Bone mineralization in preterm infants fed human milk with and without mineral supplementation

J Pediatr. 1987 Sep;111(3):450-8. doi: 10.1016/s0022-3476(87)80478-x.


The bone mineral status of healthy preterm infants fed maternal milk was compared with that of similar infants fed maternal milk with mineral supplementation. Fifty infants with birth weight less than 1600 g were fed human milk for 1 week until reaching an intake of 120 kcal/kg/d. Thereafter, infants were assigned randomly to one of three diets: (1) continued unsupplemented human milk, providing an intake of 40 to 50 mg/kg/d calcium and 23 to 30 mg/kg/d phosphorus; (2) human milk mixed with a high mineral containing formula, providing total intakes of 130 mg/kg/d calcium and 68 mg/kg/d phosphorus; or (3) human milk alone for 1 additional week, followed by human milk mixed with a powdered fortifier, providing total intakes of 160 mg/kg/d calcium and 90 mg/kg/d phosphorus. Infants fed human milk with formula supplementation, but not those fed human milk with fortifier, had significantly higher serum phosphorus concentrations and significantly lower serum alkaline phosphatase concentrations than did those fed unsupplemented human milk (P less than 0.01). Bone mineral content of the humerus, determined by photon absorptiometry, however, was similar in all three groups; values averaged 0.104 g/cm at the beginning of the study, and remained unchanged irrespective of mineral supplementation. Shortly before hospital discharge, study diets were discontinued and infants were fed standard proprietary formula or were nursed by their mothers. At 44 weeks postconceptional age (7 to 10 weeks after change in diet), infants were reexamined. Serum phosphorus concentrations increased, serum alkaline phosphatase concentrations decreased, and bone mineral content more than doubled to values comparable with those in term infants. Results at follow-up were comparable for all three initial diet groups and for infants who were formula-fed or breast-fed after hospital discharge. The lack of any significant effect of early maternal milk supplementation on bone mineralization by 44 weeks postconceptional age suggests that these methods of supplementation of maternal milk may not be warranted for healthy preterm infants.

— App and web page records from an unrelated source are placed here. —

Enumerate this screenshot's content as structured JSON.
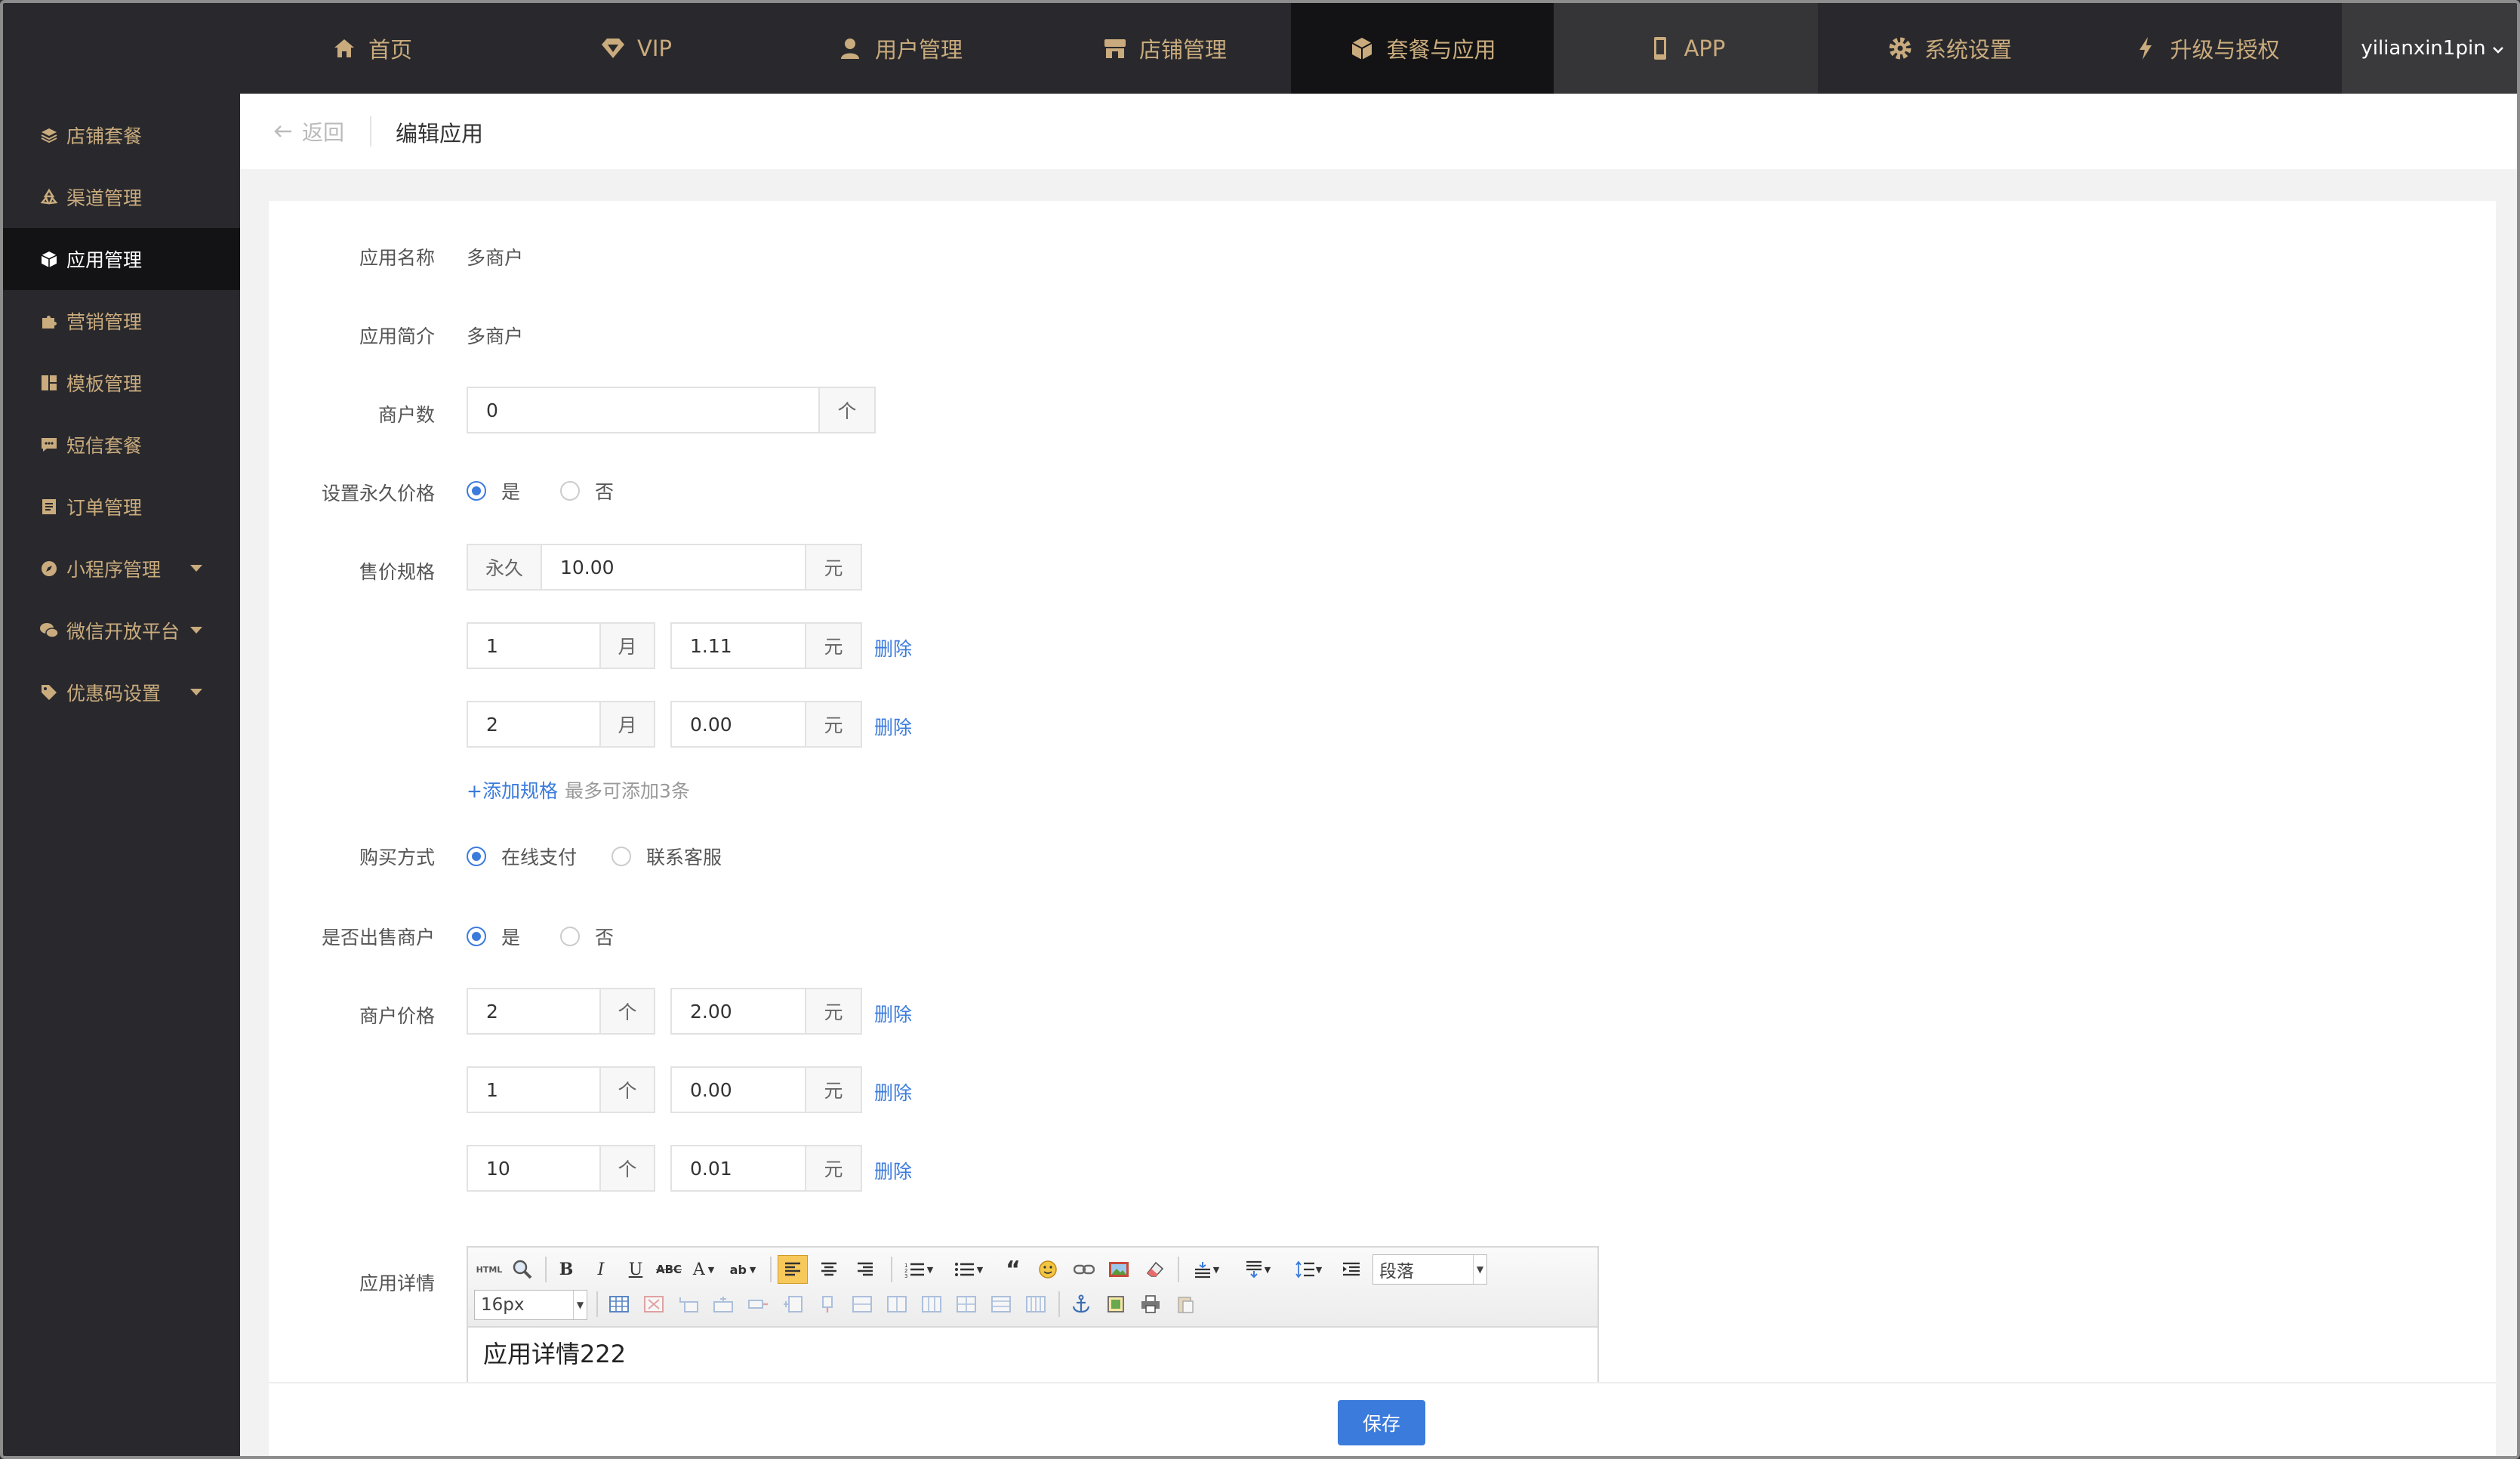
{
  "topnav": {
    "items": [
      {
        "label": "首页",
        "icon": "home-icon"
      },
      {
        "label": "VIP",
        "icon": "diamond-icon"
      },
      {
        "label": "用户管理",
        "icon": "user-icon"
      },
      {
        "label": "店铺管理",
        "icon": "store-icon"
      },
      {
        "label": "套餐与应用",
        "icon": "cube-icon"
      },
      {
        "label": "APP",
        "icon": "phone-icon"
      },
      {
        "label": "系统设置",
        "icon": "gear-icon"
      },
      {
        "label": "升级与授权",
        "icon": "bolt-icon"
      }
    ],
    "active": "套餐与应用",
    "user": "yilianxin1pin"
  },
  "sidebar": {
    "items": [
      {
        "label": "店铺套餐",
        "icon": "layers-icon"
      },
      {
        "label": "渠道管理",
        "icon": "recycle-icon"
      },
      {
        "label": "应用管理",
        "icon": "cube-icon"
      },
      {
        "label": "营销管理",
        "icon": "puzzle-icon"
      },
      {
        "label": "模板管理",
        "icon": "dashboard-icon"
      },
      {
        "label": "短信套餐",
        "icon": "message-icon"
      },
      {
        "label": "订单管理",
        "icon": "document-icon"
      },
      {
        "label": "小程序管理",
        "icon": "compass-icon"
      },
      {
        "label": "微信开放平台",
        "icon": "wechat-icon"
      },
      {
        "label": "优惠码设置",
        "icon": "tag-icon"
      }
    ],
    "active": "应用管理"
  },
  "breadcrumb": {
    "back": "返回",
    "title": "编辑应用"
  },
  "form": {
    "app_name_label": "应用名称",
    "app_name": "多商户",
    "app_intro_label": "应用简介",
    "app_intro": "多商户",
    "merchant_count_label": "商户数",
    "merchant_count": "0",
    "unit_ge": "个",
    "permanent_label": "设置永久价格",
    "yes": "是",
    "no": "否",
    "price_spec_label": "售价规格",
    "permanent_tag": "永久",
    "permanent_price": "10.00",
    "unit_yuan": "元",
    "unit_month": "月",
    "delete": "删除",
    "specs": [
      {
        "months": "1",
        "price": "1.11"
      },
      {
        "months": "2",
        "price": "0.00"
      }
    ],
    "add_spec": "+添加规格",
    "add_spec_hint": "最多可添加3条",
    "purchase_label": "购买方式",
    "purchase_online": "在线支付",
    "purchase_contact": "联系客服",
    "sell_merchant_label": "是否出售商户",
    "merchant_price_label": "商户价格",
    "merchant_prices": [
      {
        "count": "2",
        "price": "2.00"
      },
      {
        "count": "1",
        "price": "0.00"
      },
      {
        "count": "10",
        "price": "0.01"
      }
    ],
    "detail_label": "应用详情",
    "editor_paragraph": "段落",
    "editor_fontsize": "16px",
    "editor_content": "应用详情222"
  },
  "footer": {
    "save": "保存"
  },
  "colors": {
    "accent": "#3b7bdc",
    "nav_text": "#c9ab7d",
    "dark_bg": "#29292d"
  }
}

Publication types

  • Clinical Trial
  • Comparative Study
  • Randomized Controlled Trial
  • Research Support, Non-U.S. Gov't

MeSH terms

  • Bone Development
  • Bone and Bones / metabolism*
  • Calcium, Dietary / administration & dosage
  • Humans
  • Infant Food
  • Infant Nutritional Physiological Phenomena*
  • Infant, Newborn
  • Infant, Premature / metabolism*
  • Milk, Human*
  • Minerals / metabolism*
  • Phosphorus / administration & dosage
  • Random Allocation


  • Calcium, Dietary
  • Minerals
  • Phosphorus